==== Extracted material ====

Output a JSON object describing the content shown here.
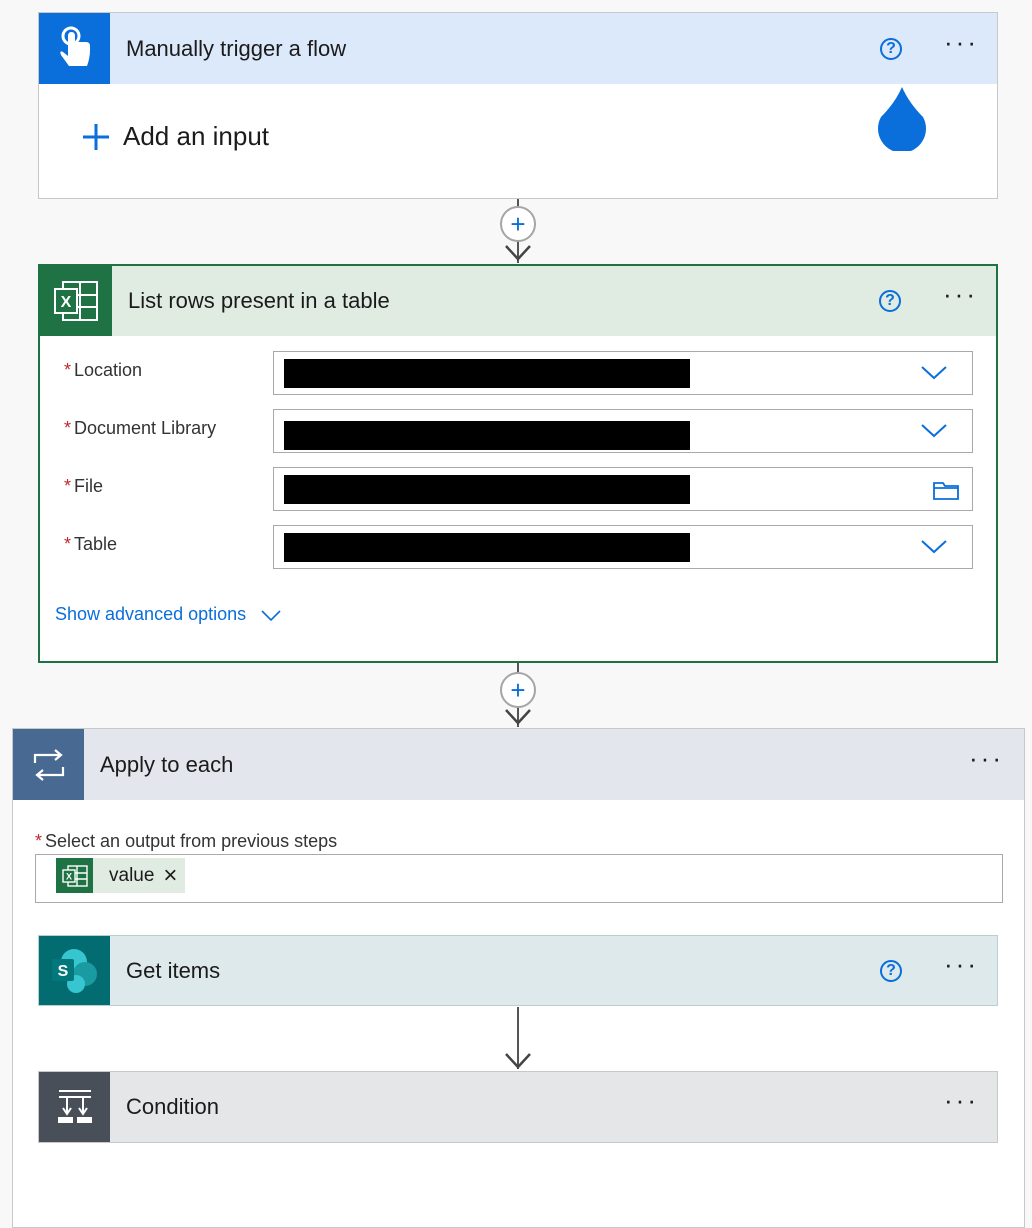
{
  "trigger": {
    "title": "Manually trigger a flow",
    "add_input": "Add an input",
    "help": "?",
    "more": "···",
    "icon": "touch-hand-icon",
    "color": "#0a6edb"
  },
  "list_rows": {
    "title": "List rows present in a table",
    "help": "?",
    "more": "···",
    "icon": "excel-icon",
    "color": "#1f7244",
    "fields": [
      {
        "label": "Location",
        "required": "*",
        "control": "dropdown"
      },
      {
        "label": "Document Library",
        "required": "*",
        "control": "dropdown"
      },
      {
        "label": "File",
        "required": "*",
        "control": "file-picker"
      },
      {
        "label": "Table",
        "required": "*",
        "control": "dropdown"
      }
    ],
    "advanced": "Show advanced options"
  },
  "apply_each": {
    "title": "Apply to each",
    "more": "···",
    "icon": "loop-icon",
    "color": "#486991",
    "select_label": "Select an output from previous steps",
    "required": "*",
    "token": "value",
    "token_remove": "×"
  },
  "get_items": {
    "title": "Get items",
    "help": "?",
    "more": "···",
    "icon": "sharepoint-icon",
    "color": "#036c70"
  },
  "condition": {
    "title": "Condition",
    "more": "···",
    "icon": "condition-icon",
    "color": "#484f58"
  },
  "add_step": "+"
}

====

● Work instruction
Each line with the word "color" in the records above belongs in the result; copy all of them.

● Reply
    "color": "#0a6edb"
    "color": "#1f7244",
    "color": "#486991",
    "color": "#036c70"
    "color": "#484f58"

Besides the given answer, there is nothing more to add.